October 16, 2015
By Stephanie West
New York, NY – Attorney General Eric T. Schneiderman and the U.S. Department of Labor has announced four settlements totaling nearly $500,000 with three current Papa John’s Pizza franchisees and one former franchisee, who together owned a total of nine restaurants in Queens, The Bronx, and Brooklyn.
The franchisees investigated by the Attorney General and the U.S. Department of Labor’s Wage and Hour Division admitted to a number of labor violations, including minimum wage, overtime and other basic labor law protections. “Once again, we’ve found Papa John’s franchises in New York that are ripping off their workers and violating critical state and federal laws,” said Attorney General Schneiderman. “Fast food chains across the State should be on notice: we will not stop until your workers are treated with respect and paid lawful wages. Once again, I call on Papa John’s and other fast food companies to step up and stop the widespread lawlessness plaguing your businesses and harming the workers who make and deliver your food.”Back wages and damages will be distributed to over 250 underpaid workers. The investigations into the franchisees, covering various time periods beginning as early as 2008.
All investigated franchisees admitted to the violations. Some stores failed to pay employees the minimum wage and overtime wages required under the federal Fair Labor Standards Act and state law.Some stores violated a state requirement that employers must pay an additional hour at minimum wage when employees’ daily shifts are longer than 10 hours.These retail operations failed to provide adequate uniforms for employees for the number of shifts in a week, and also failed to pay the required uniform laundry allowance.In addition to payment of $469,355 in back wages and liquidated damages, the franchisees which remain open must also institute complaint procedures and post a statement of employees’ rights.
"Employers who underpay their employees not only deprive workers of the funds needed to buy their food, pay their rent or attend to other necessities, they undercut those law-abiding employers who pay their employees properly in the first place. Although franchising is a legitimate business model, it can also be associated with practices that lead to violations of labor standards.

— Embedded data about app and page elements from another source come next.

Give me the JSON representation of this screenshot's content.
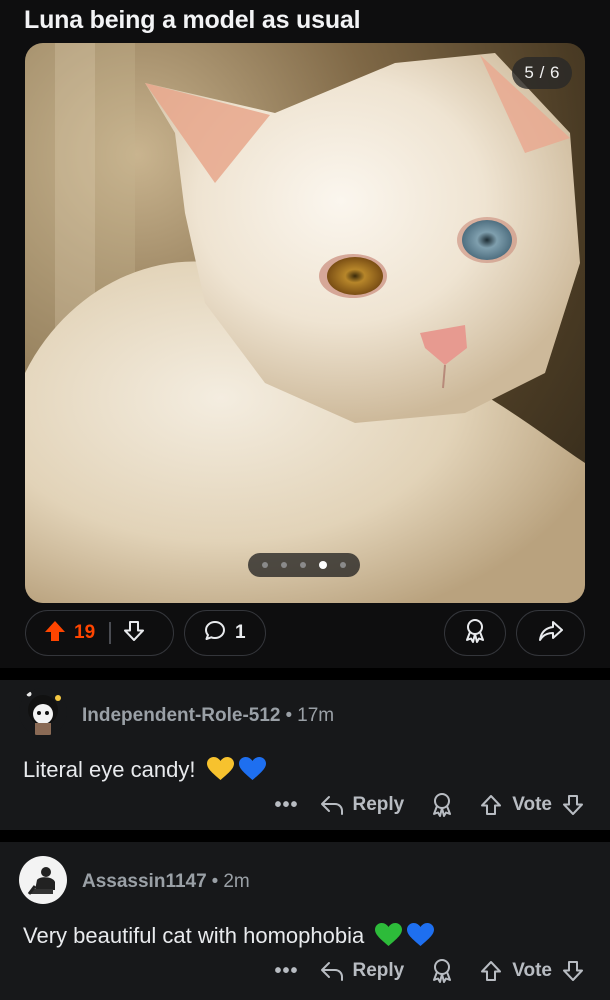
{
  "post": {
    "title": "Luna being a model as usual",
    "gallery": {
      "counter": "5 / 6",
      "total_images": 6,
      "current_index": 5
    },
    "upvotes": "19",
    "comments": "1"
  },
  "comments": [
    {
      "username": "Independent-Role-512",
      "separator": "•",
      "time": "17m",
      "body": "Literal eye candy!",
      "emojis": [
        "yellow-heart",
        "blue-heart"
      ],
      "more_label": "•••",
      "reply_label": "Reply",
      "vote_label": "Vote"
    },
    {
      "username": "Assassin1147",
      "separator": "•",
      "time": "2m",
      "body": "Very beautiful cat with homophobia",
      "emojis": [
        "green-heart",
        "blue-heart"
      ],
      "more_label": "•••",
      "reply_label": "Reply",
      "vote_label": "Vote"
    }
  ],
  "colors": {
    "upvote_active": "#ff4500",
    "background": "#0e0e0f",
    "comment_bg": "#17181a",
    "muted_text": "#9aa0a6"
  },
  "icons": [
    "upvote-icon",
    "downvote-icon",
    "comment-icon",
    "award-icon",
    "share-icon",
    "reply-icon",
    "more-icon"
  ]
}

Franchisees must understand that they are not exempt from the law,” said Dr. David Weil, administrator for the Wage and Hour Division at the U.S. Department of Labor.